As seen above, the Greb case is the third California Supreme Court decision issued in the past two years limiting either the amount of damages recoverable to an asbestos plaintiff in a civil suit, or the pool of available defendants from which a recovery can be made. Recent decisions from California’s intermediary appellate courts give defense practitioners reason to hope that this trend will continue. (pdf download of Campbell v. Superior Court)

Given the current favorable appellate climate, California defense practitioners should be on the lookout for issues to press on demurrer, summary judgment, or in limine at trial in cases where Plaintiff’s claims against the client are tenuous on issues of jurisdiction and duty.

Co-authored by Brian Gross 

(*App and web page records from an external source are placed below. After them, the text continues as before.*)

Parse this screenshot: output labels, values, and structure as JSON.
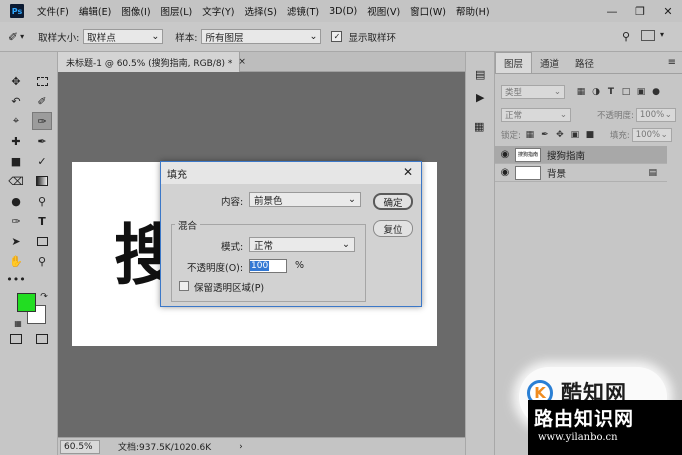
{
  "app": {
    "logo": "Ps"
  },
  "menubar": {
    "items": [
      "文件(F)",
      "编辑(E)",
      "图像(I)",
      "图层(L)",
      "文字(Y)",
      "选择(S)",
      "滤镜(T)",
      "3D(D)",
      "视图(V)",
      "窗口(W)",
      "帮助(H)"
    ],
    "window_controls": [
      "minimize-icon",
      "restore-icon",
      "close-icon"
    ]
  },
  "options": {
    "sample_size_label": "取样大小:",
    "sample_size_value": "取样点",
    "sample_label": "样本:",
    "sample_value": "所有图层",
    "show_ring_label": "显示取样环",
    "show_ring_checked": true
  },
  "document": {
    "tab_title": "未标题-1 @ 60.5% (搜狗指南, RGB/8) *",
    "canvas_text": "搜"
  },
  "status": {
    "zoom": "60.5%",
    "doc_info": "文档:937.5K/1020.6K"
  },
  "colors": {
    "foreground": "#22dd22",
    "background": "#ffffff",
    "accent": "#3479d4"
  },
  "layers_panel": {
    "tabs": [
      "图层",
      "通道",
      "路径"
    ],
    "filter_placeholder": "类型",
    "blend_mode": "正常",
    "opacity_label": "不透明度:",
    "opacity_value": "100%",
    "lock_label": "锁定:",
    "fill_label": "填充:",
    "fill_value": "100%",
    "layers": [
      {
        "name": "搜狗指南",
        "selected": true,
        "visible": true
      },
      {
        "name": "背景",
        "selected": false,
        "visible": true,
        "locked": true
      }
    ]
  },
  "fill_dialog": {
    "title": "填充",
    "contents_label": "内容:",
    "contents_value": "前景色",
    "ok_label": "确定",
    "cancel_label": "复位",
    "blending_title": "混合",
    "mode_label": "模式:",
    "mode_value": "正常",
    "opacity_label": "不透明度(O):",
    "opacity_value": "100",
    "opacity_unit": "%",
    "preserve_label": "保留透明区域(P)",
    "preserve_checked": false
  },
  "watermark": {
    "brand": "酷知网",
    "site_name": "路由知识网",
    "url": "www.yilanbo.cn"
  }
}
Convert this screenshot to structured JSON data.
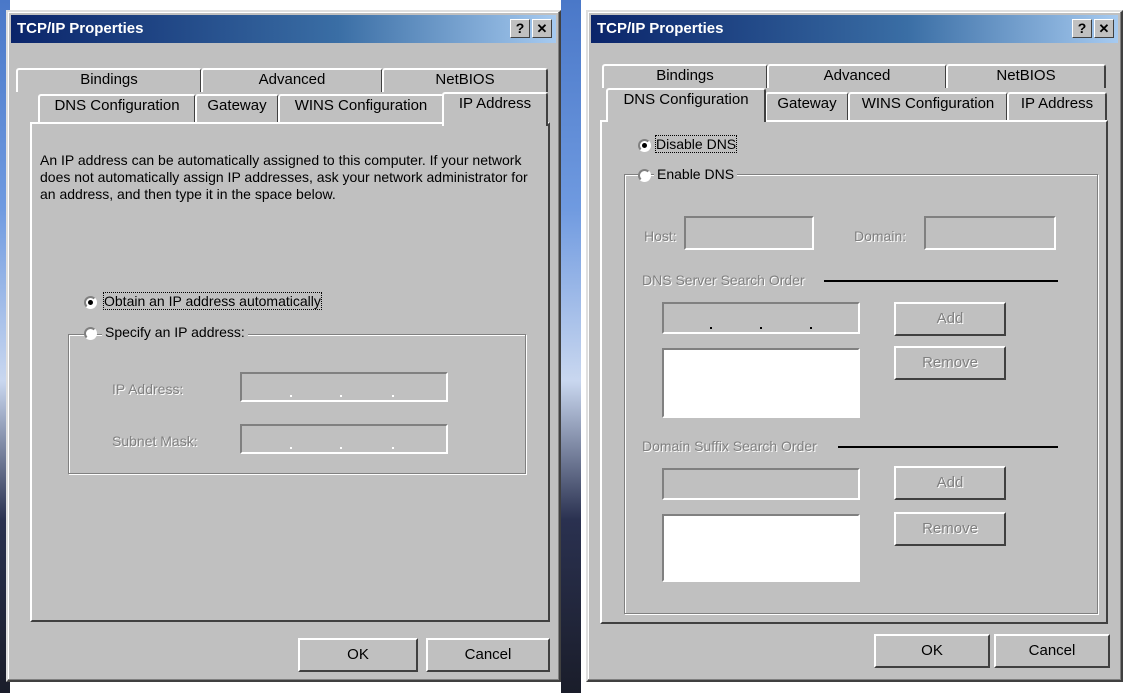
{
  "left": {
    "title": "TCP/IP Properties",
    "help_glyph": "?",
    "close_glyph": "✕",
    "tabs_row1": [
      "Bindings",
      "Advanced",
      "NetBIOS"
    ],
    "tabs_row2": [
      "DNS Configuration",
      "Gateway",
      "WINS Configuration",
      "IP Address"
    ],
    "active_tab": "IP Address",
    "description": "An IP address can be automatically assigned to this computer. If your network does not automatically assign IP addresses, ask your network administrator for an address, and then type it in the space below.",
    "obtain_auto_label": "Obtain an IP address automatically",
    "specify_label": "Specify an IP address:",
    "selected_option": "obtain",
    "ip_address_label": "IP Address:",
    "subnet_mask_label": "Subnet Mask:",
    "ip_address_value": "",
    "subnet_mask_value": "",
    "ok_label": "OK",
    "cancel_label": "Cancel"
  },
  "right": {
    "title": "TCP/IP Properties",
    "help_glyph": "?",
    "close_glyph": "✕",
    "tabs_row1": [
      "Bindings",
      "Advanced",
      "NetBIOS"
    ],
    "tabs_row2": [
      "DNS Configuration",
      "Gateway",
      "WINS Configuration",
      "IP Address"
    ],
    "active_tab": "DNS Configuration",
    "disable_dns_label": "Disable DNS",
    "enable_dns_label": "Enable DNS",
    "selected_option": "disable",
    "host_label": "Host:",
    "domain_label": "Domain:",
    "host_value": "",
    "domain_value": "",
    "dns_server_order_label": "DNS Server Search Order",
    "dns_add_label": "Add",
    "dns_remove_label": "Remove",
    "domain_suffix_label": "Domain Suffix Search Order",
    "suffix_add_label": "Add",
    "suffix_remove_label": "Remove",
    "ok_label": "OK",
    "cancel_label": "Cancel"
  },
  "colors": {
    "dialog_face": "#c0c0c0",
    "title_start": "#0a246a",
    "title_end": "#a6caf0",
    "disabled_text": "#808080"
  }
}
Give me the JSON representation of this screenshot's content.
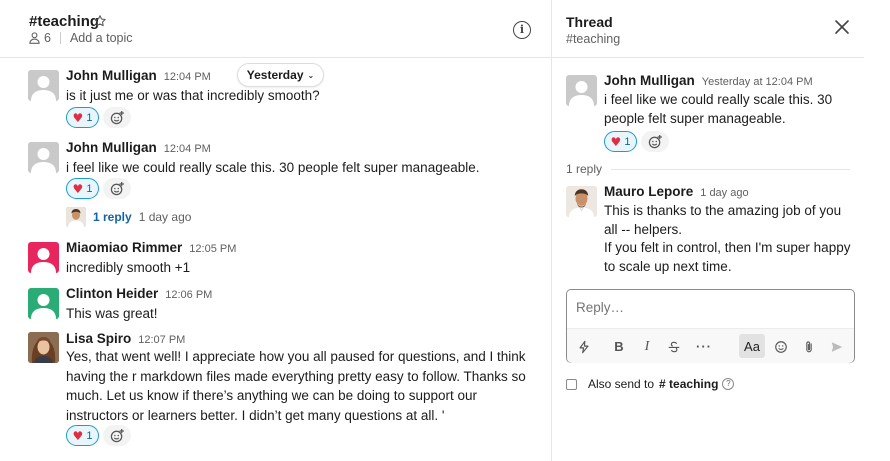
{
  "channel": {
    "name": "#teaching",
    "member_count": "6",
    "topic_placeholder": "Add a topic",
    "date_pill": "Yesterday",
    "messages": [
      {
        "author": "John Mulligan",
        "time": "12:04 PM",
        "text": "is it just me or was that incredibly smooth?",
        "reaction_count": "1",
        "avatar": "default-gray"
      },
      {
        "author": "John Mulligan",
        "time": "12:04 PM",
        "text": "i feel like we could really scale this. 30 people felt super manageable.",
        "reaction_count": "1",
        "avatar": "default-gray",
        "replies": {
          "count_label": "1 reply",
          "last_reply": "1 day ago"
        }
      },
      {
        "author": "Miaomiao Rimmer",
        "time": "12:05 PM",
        "text": "incredibly smooth +1",
        "avatar": "default-pink"
      },
      {
        "author": "Clinton Heider",
        "time": "12:06 PM",
        "text": "This was great!",
        "avatar": "default-green"
      },
      {
        "author": "Lisa Spiro",
        "time": "12:07 PM",
        "text": "Yes, that went well! I appreciate how you all paused for questions, and I think having the r markdown files made everything pretty easy to follow. Thanks so much. Let us know if there’s anything we can be doing to support our instructors or learners better. I didn’t get many questions at all. '",
        "reaction_count": "1",
        "avatar": "photo"
      }
    ]
  },
  "thread": {
    "title": "Thread",
    "channel": "#teaching",
    "parent": {
      "author": "John Mulligan",
      "time": "Yesterday at 12:04 PM",
      "text": "i feel like we could really scale this. 30 people felt super manageable.",
      "reaction_count": "1"
    },
    "reply_divider": "1 reply",
    "reply": {
      "author": "Mauro Lepore",
      "time": "1 day ago",
      "text_1": "This is thanks to the amazing job of you all -- helpers.",
      "text_2": "If you felt in control, then I'm super happy to scale up next time."
    },
    "composer": {
      "placeholder": "Reply…",
      "format_label": "Aa"
    },
    "also_send": {
      "label": "Also send to",
      "channel": "# teaching"
    }
  },
  "colors": {
    "link": "#1264a3",
    "reaction_border": "#1d9bd1",
    "reaction_bg": "#e8f5fa",
    "avatar_pink": "#e8265e",
    "avatar_green": "#2bac76",
    "avatar_gray": "#c9c9c9"
  },
  "icons": [
    "star-icon",
    "person-icon",
    "info-icon",
    "heart-icon",
    "add-reaction-icon",
    "chevron-down-icon",
    "close-icon",
    "lightning-icon",
    "bold-icon",
    "italic-icon",
    "strikethrough-icon",
    "more-icon",
    "emoji-icon",
    "attachment-icon",
    "send-icon",
    "help-icon"
  ]
}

Navy ShipAfter years of inconsistent rulings in the trial and appellate courts, the California Supreme Court recently decided the issue of whether plaintiffs in asbestos litigation may pursue claims against equipment manufacturers for injuries caused by asbestos-containing replacement component parts they neither manufactured nor supplied. For the reasons below, the Court expressly rejected this theory of liability and affirmed judgment in favor of equipment manufacturers Crane Co. and Warren Pumps (O’Neil v. Crane Co., California Supreme Court Case No. S177401).

Procedural History of Case

This opinion originated from a wrongful death personal injury asbestos case first filed in Los Angeles Superior Court. Plaintiffs alleged that the Decedent was exposed to asbestos-containing gaskets, packing, and insulation materials found in or on the Defendants’ pump and valve products when Decedent served aboard ship in the United States Navy. Although the evidence demonstrated that Defendants’ products incorporated asbestos-containing component parts, it was undisputed that the Defendants did not manufacture or supply the asbestos-containing gaskets and packing actually found in or on the equipment at the time of Decedent’s exposure.

At trial, the Superior Court granted Defendants’ non-suit motions.  In doing so, the Superior Court ruled thatCalifornia’s strict liability and negligence law did not support imposition of liability for harm caused by another manufacturer’s product. The Second District Court of Appeal reversed the trial court’s decision.

California Supreme Court Ruling

On final appeal, the California Supreme Court reversed the Court of Appeal decision and affirmed the trial court judgment in favor of Defendants.  In so doing, the Court re-affirmed the general rules that a manufacturer cannot be held strictly liable for defects in another entity’s product, and that a manufacturer has no duty to warn of risks arising from another manufacturer’s products.

Impact of O’Neil Decision on California Asbestos Litigation Going Forward

The O’Neil decision will likely have a significant impact on asbestos litigation going forward. Although the decision does not entirely eliminate liability for all pump, valve, or other equipment manufacturers, it certainly limits the factual scenarios under which they may be held liable. Accordingly, California asbestos litigation counsel may anticipate the following:

  • An increased litigation focus on the remaining pool of asbestos replacement part manufacturers, such as gasket, packing and insulation manufacturer defendants
  • An increase in litigation against the direct suppliers of gasket, packing, and insulation materials (largely due to fact that many of the insulation, gasket, and packing defendants are now bankrupt)
  • Finally, because the O’Neil opinion leaves open the possibility that an equipment manufacturer may be held liable upon a showing that it “substantially participated” in creating a harmful combined use of its product with asbestos-containing replacement parts, equipment manufacturers should anticipate that certain Plaintiffs firms will pursue and develop this theory of liability against them through the pre-trial discovery process.